## Given data
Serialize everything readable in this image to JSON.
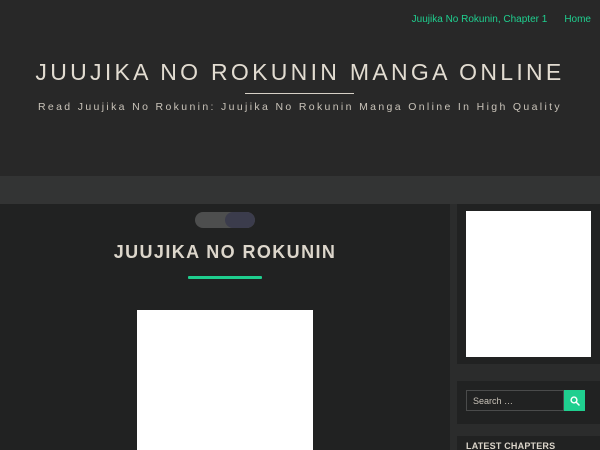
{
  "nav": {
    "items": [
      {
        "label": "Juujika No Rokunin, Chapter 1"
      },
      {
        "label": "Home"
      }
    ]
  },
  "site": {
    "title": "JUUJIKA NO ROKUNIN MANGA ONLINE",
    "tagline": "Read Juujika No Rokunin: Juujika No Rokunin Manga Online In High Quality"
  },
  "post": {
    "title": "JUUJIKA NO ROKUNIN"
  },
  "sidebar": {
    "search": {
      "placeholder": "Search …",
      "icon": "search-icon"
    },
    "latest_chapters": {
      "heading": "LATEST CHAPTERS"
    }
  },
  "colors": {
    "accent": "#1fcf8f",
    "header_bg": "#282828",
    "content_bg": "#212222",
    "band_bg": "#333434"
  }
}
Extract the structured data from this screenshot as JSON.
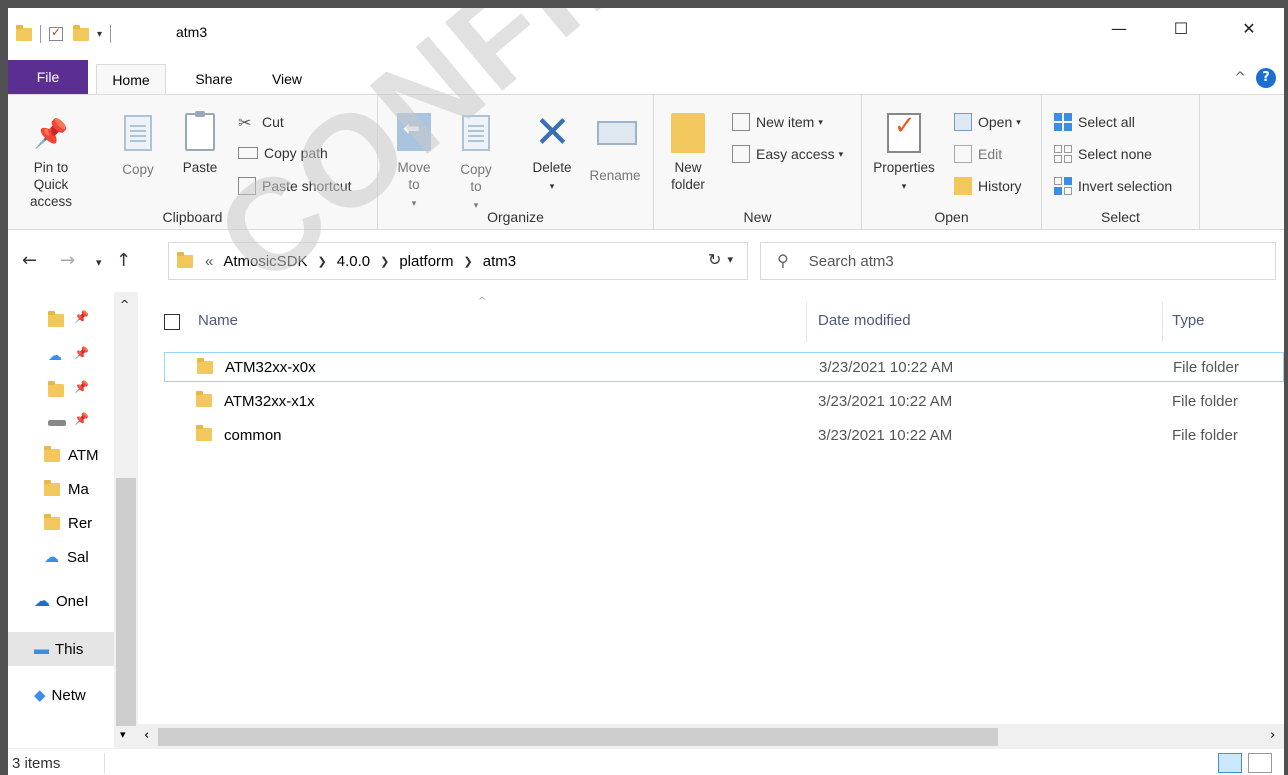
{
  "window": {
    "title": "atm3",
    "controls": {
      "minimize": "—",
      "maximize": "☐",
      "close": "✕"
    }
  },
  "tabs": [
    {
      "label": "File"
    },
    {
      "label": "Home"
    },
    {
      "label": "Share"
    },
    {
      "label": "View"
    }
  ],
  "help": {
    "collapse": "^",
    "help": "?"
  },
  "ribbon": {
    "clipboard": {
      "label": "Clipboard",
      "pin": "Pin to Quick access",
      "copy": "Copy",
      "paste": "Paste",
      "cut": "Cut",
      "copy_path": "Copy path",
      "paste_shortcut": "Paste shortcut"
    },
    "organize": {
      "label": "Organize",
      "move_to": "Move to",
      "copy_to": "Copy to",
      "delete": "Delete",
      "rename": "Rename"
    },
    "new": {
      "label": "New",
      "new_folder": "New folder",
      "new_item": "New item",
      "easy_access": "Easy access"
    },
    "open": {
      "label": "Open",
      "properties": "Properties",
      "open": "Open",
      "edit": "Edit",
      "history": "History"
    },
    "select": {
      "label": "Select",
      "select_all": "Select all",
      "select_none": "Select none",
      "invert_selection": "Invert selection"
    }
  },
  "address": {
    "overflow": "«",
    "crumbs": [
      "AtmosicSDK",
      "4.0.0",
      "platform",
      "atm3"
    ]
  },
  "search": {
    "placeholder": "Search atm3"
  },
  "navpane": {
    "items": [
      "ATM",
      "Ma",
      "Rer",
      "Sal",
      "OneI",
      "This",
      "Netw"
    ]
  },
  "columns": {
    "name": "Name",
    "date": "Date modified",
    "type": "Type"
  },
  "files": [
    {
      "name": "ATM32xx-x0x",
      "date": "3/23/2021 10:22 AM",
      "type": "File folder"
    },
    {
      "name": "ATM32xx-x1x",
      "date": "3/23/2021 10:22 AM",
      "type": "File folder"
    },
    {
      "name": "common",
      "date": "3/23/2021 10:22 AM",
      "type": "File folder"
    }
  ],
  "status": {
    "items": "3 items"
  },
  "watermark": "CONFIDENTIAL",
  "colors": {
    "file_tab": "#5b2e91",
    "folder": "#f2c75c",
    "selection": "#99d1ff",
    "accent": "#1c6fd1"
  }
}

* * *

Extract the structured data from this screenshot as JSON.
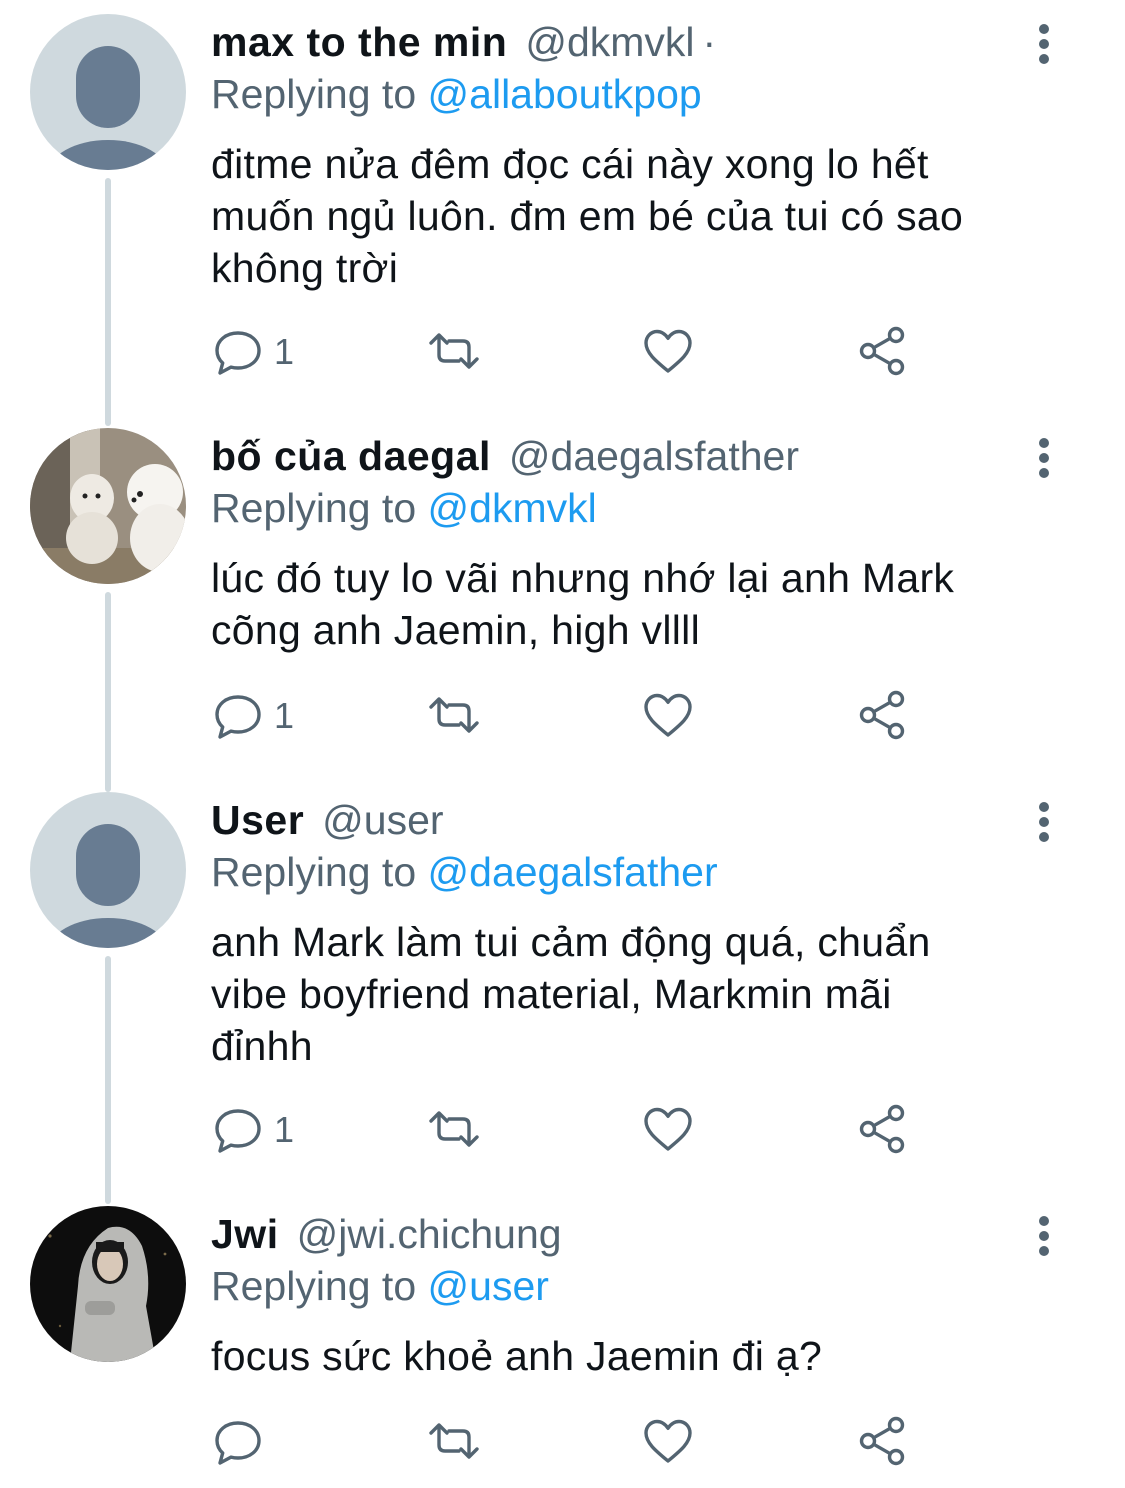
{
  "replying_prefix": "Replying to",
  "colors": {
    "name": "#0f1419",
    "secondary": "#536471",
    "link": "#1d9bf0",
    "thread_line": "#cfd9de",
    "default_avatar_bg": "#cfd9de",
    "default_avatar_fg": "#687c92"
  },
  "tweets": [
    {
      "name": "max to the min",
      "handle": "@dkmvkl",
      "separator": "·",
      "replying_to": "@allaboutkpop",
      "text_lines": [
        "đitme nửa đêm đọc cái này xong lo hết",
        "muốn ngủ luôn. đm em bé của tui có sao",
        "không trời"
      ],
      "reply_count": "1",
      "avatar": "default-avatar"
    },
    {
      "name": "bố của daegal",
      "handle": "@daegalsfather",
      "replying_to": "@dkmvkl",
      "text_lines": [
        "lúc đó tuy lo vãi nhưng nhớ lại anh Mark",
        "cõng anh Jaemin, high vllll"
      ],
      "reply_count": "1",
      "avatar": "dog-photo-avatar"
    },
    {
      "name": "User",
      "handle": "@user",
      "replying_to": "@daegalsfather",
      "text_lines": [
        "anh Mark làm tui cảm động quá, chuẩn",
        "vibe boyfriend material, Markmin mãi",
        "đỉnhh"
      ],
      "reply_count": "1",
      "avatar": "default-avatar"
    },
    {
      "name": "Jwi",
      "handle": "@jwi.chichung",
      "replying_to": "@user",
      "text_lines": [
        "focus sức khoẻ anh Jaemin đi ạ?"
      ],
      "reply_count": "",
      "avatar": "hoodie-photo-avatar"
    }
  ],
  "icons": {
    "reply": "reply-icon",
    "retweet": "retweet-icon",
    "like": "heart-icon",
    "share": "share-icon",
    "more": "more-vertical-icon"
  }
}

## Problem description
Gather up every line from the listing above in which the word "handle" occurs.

## Exercise output
      "handle": "@dkmvkl",
      "handle": "@daegalsfather",
      "handle": "@user",
      "handle": "@jwi.chichung",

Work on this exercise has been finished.